Finally, with the matched data, we estimate the average treatment effects, via automatic simulation, with the Zelig package. 
# Treatment Effects 
z1.ps <- zelig(y ~ z + x1 + x2,data=m8.data, model="ls")
summary(z1.ps) 
x <- setx(z1.ps, z = 0) x1 <- setx(z1.ps, z = 1) 
s.out <- sim(z1.ps, x = x, x1 = x1)
summary(s.out)
plot(s.out)

Zelig package also allows to estimate the effect on the treated, and the effect on the controls.
# Average Treatment Effect on the Controls 
z1c.ps <- zelig(y ~ x1 + x2,data = m8.data.control, model="ls")
summary(z1c.ps) 
x.out1 <- setx(z1c.ps,data = m8.data.treat,cond = TRUE) 
s.out1 <- sim(z1c.ps, x = x.out1)summary(s.out1)
plot(s.out1)   

# Average Treatment Effect on the Treated 
z1t.ps <- zelig(y ~ x1 + x2,data = m8.data.treat, model="ls")
summary(z1t.ps) 
x.out2 <- setx(z1t.ps,data = m8.data.control,cond = TRUE) 
s.out2 <- sim(z1t.ps, x = x.out2)
summary(s.out2)
plot(s.out2)
 
I hope that you found this post valuable. Feel free to reproduce the code wherever you want.

1 comment:

  1. Hi I read your post.

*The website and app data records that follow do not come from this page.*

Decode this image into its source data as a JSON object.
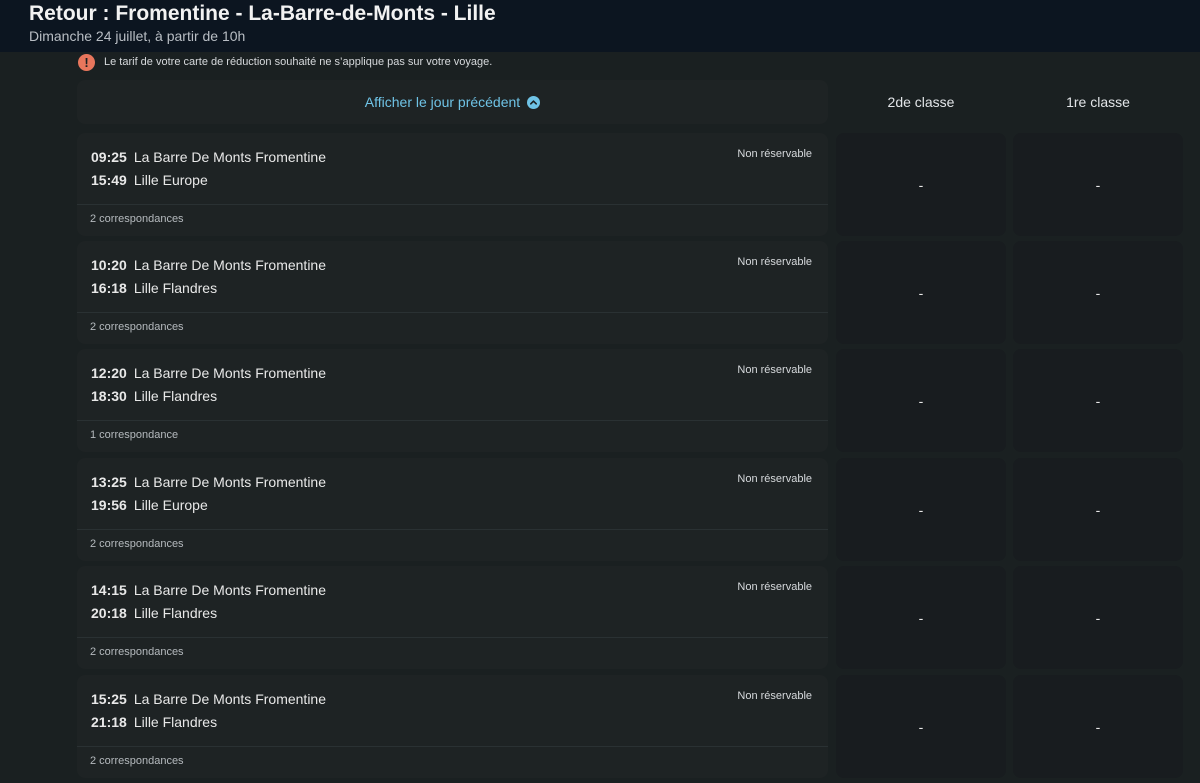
{
  "header": {
    "title": "Retour : Fromentine - La-Barre-de-Monts - Lille",
    "subtitle": "Dimanche 24 juillet, à partir de 10h"
  },
  "warning": {
    "text": "Le tarif de votre carte de réduction souhaité ne s’applique pas sur votre voyage.",
    "icon": "!"
  },
  "prev_day": {
    "label": "Afficher le jour précédent"
  },
  "classes": {
    "second": "2de classe",
    "first": "1re classe"
  },
  "journeys": [
    {
      "dep_time": "09:25",
      "dep_station": "La Barre De Monts Fromentine",
      "arr_time": "15:49",
      "arr_station": "Lille Europe",
      "status": "Non réservable",
      "connections": "2 correspondances",
      "price_second": "-",
      "price_first": "-"
    },
    {
      "dep_time": "10:20",
      "dep_station": "La Barre De Monts Fromentine",
      "arr_time": "16:18",
      "arr_station": "Lille Flandres",
      "status": "Non réservable",
      "connections": "2 correspondances",
      "price_second": "-",
      "price_first": "-"
    },
    {
      "dep_time": "12:20",
      "dep_station": "La Barre De Monts Fromentine",
      "arr_time": "18:30",
      "arr_station": "Lille Flandres",
      "status": "Non réservable",
      "connections": "1 correspondance",
      "price_second": "-",
      "price_first": "-"
    },
    {
      "dep_time": "13:25",
      "dep_station": "La Barre De Monts Fromentine",
      "arr_time": "19:56",
      "arr_station": "Lille Europe",
      "status": "Non réservable",
      "connections": "2 correspondances",
      "price_second": "-",
      "price_first": "-"
    },
    {
      "dep_time": "14:15",
      "dep_station": "La Barre De Monts Fromentine",
      "arr_time": "20:18",
      "arr_station": "Lille Flandres",
      "status": "Non réservable",
      "connections": "2 correspondances",
      "price_second": "-",
      "price_first": "-"
    },
    {
      "dep_time": "15:25",
      "dep_station": "La Barre De Monts Fromentine",
      "arr_time": "21:18",
      "arr_station": "Lille Flandres",
      "status": "Non réservable",
      "connections": "2 correspondances",
      "price_second": "-",
      "price_first": "-"
    }
  ]
}
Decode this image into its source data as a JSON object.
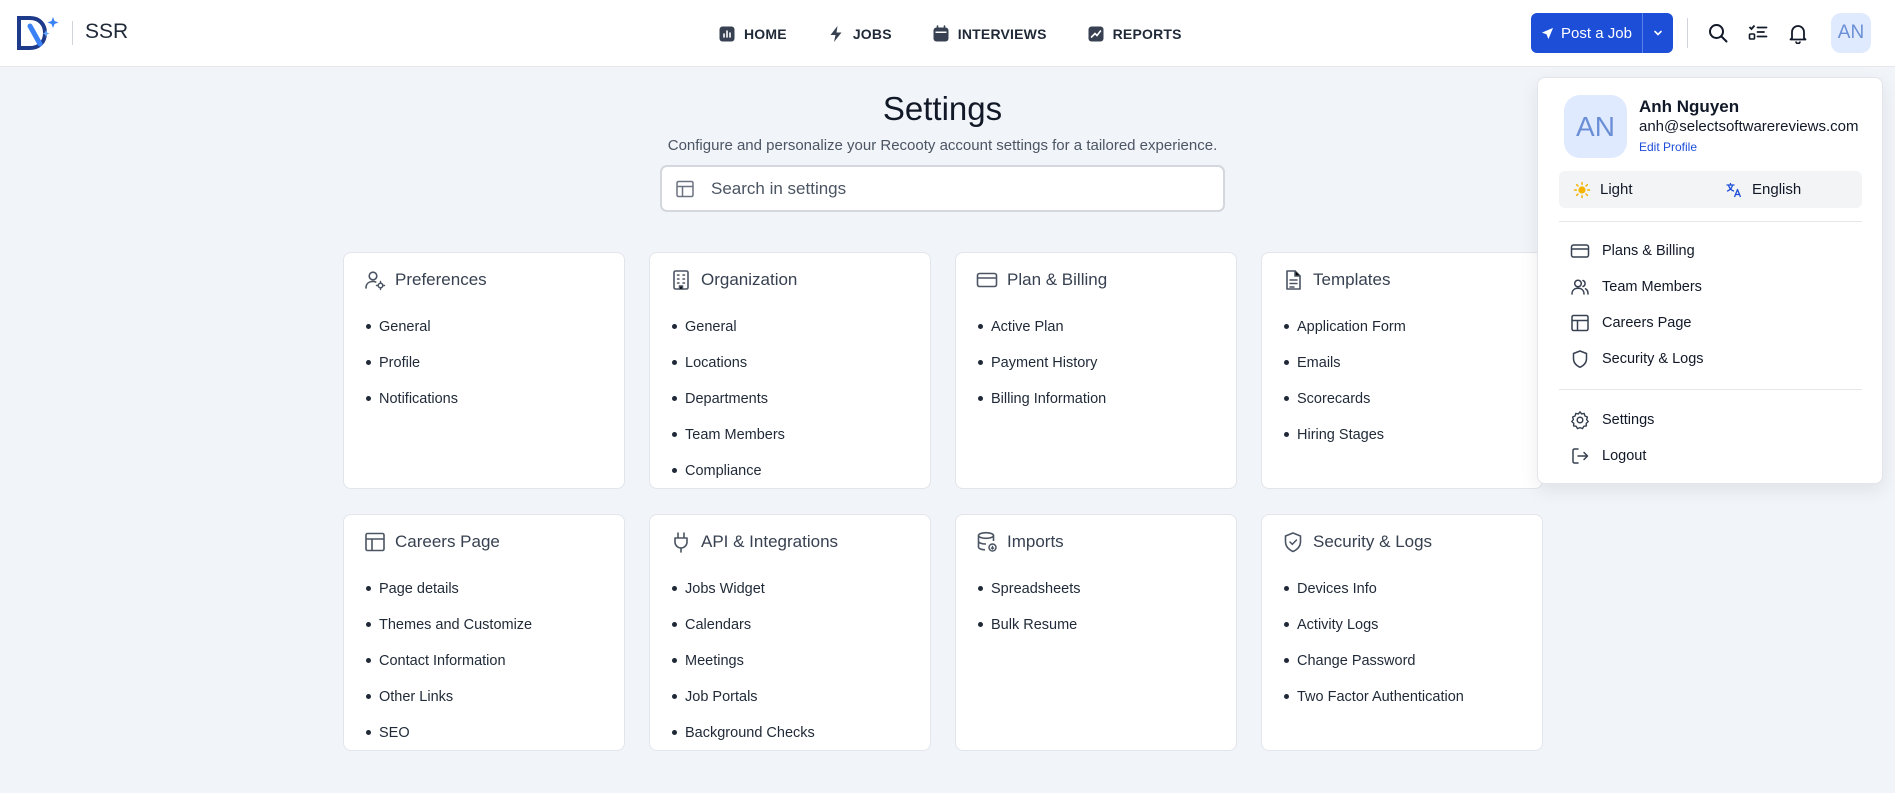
{
  "brand": {
    "name": "SSR"
  },
  "nav": [
    {
      "label": "HOME",
      "icon": "home-chart-icon"
    },
    {
      "label": "JOBS",
      "icon": "bolt-icon"
    },
    {
      "label": "INTERVIEWS",
      "icon": "calendar-icon"
    },
    {
      "label": "REPORTS",
      "icon": "trend-icon"
    }
  ],
  "header": {
    "post_job_label": "Post a Job",
    "avatar_initials": "AN"
  },
  "page": {
    "title": "Settings",
    "subtitle": "Configure and personalize your Recooty account settings for a tailored experience.",
    "search_placeholder": "Search in settings"
  },
  "cards": [
    {
      "title": "Preferences",
      "icon": "user-gear-icon",
      "items": [
        "General",
        "Profile",
        "Notifications"
      ]
    },
    {
      "title": "Organization",
      "icon": "building-icon",
      "items": [
        "General",
        "Locations",
        "Departments",
        "Team Members",
        "Compliance"
      ]
    },
    {
      "title": "Plan & Billing",
      "icon": "credit-card-icon",
      "items": [
        "Active Plan",
        "Payment History",
        "Billing Information"
      ]
    },
    {
      "title": "Templates",
      "icon": "document-icon",
      "items": [
        "Application Form",
        "Emails",
        "Scorecards",
        "Hiring Stages"
      ]
    },
    {
      "title": "Careers Page",
      "icon": "layout-icon",
      "items": [
        "Page details",
        "Themes and Customize",
        "Contact Information",
        "Other Links",
        "SEO"
      ]
    },
    {
      "title": "API & Integrations",
      "icon": "plug-icon",
      "items": [
        "Jobs Widget",
        "Calendars",
        "Meetings",
        "Job Portals",
        "Background Checks"
      ]
    },
    {
      "title": "Imports",
      "icon": "database-import-icon",
      "items": [
        "Spreadsheets",
        "Bulk Resume"
      ]
    },
    {
      "title": "Security & Logs",
      "icon": "shield-icon",
      "items": [
        "Devices Info",
        "Activity Logs",
        "Change Password",
        "Two Factor Authentication"
      ]
    }
  ],
  "profile_menu": {
    "initials": "AN",
    "name": "Anh Nguyen",
    "email": "anh@selectsoftwarereviews.com",
    "edit_label": "Edit Profile",
    "theme_label": "Light",
    "language_label": "English",
    "items": [
      {
        "label": "Plans & Billing",
        "icon": "credit-card-icon"
      },
      {
        "label": "Team Members",
        "icon": "users-icon"
      },
      {
        "label": "Careers Page",
        "icon": "layout-icon"
      },
      {
        "label": "Security & Logs",
        "icon": "shield-icon"
      }
    ],
    "settings_label": "Settings",
    "logout_label": "Logout"
  },
  "colors": {
    "accent": "#1d4ed8",
    "background": "#f1f4f8",
    "avatar_bg": "#e0eaff"
  }
}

It's very valuable to me. I want to say thank you first.
    I have a question

    # Average Treatment Effect on the Treated <<< in this part

    I don't know how I interpret ATT

    I think that there is ATT in `summary(s.out2)` but I don't know exactly..

    so I need your help

    ReplyDelete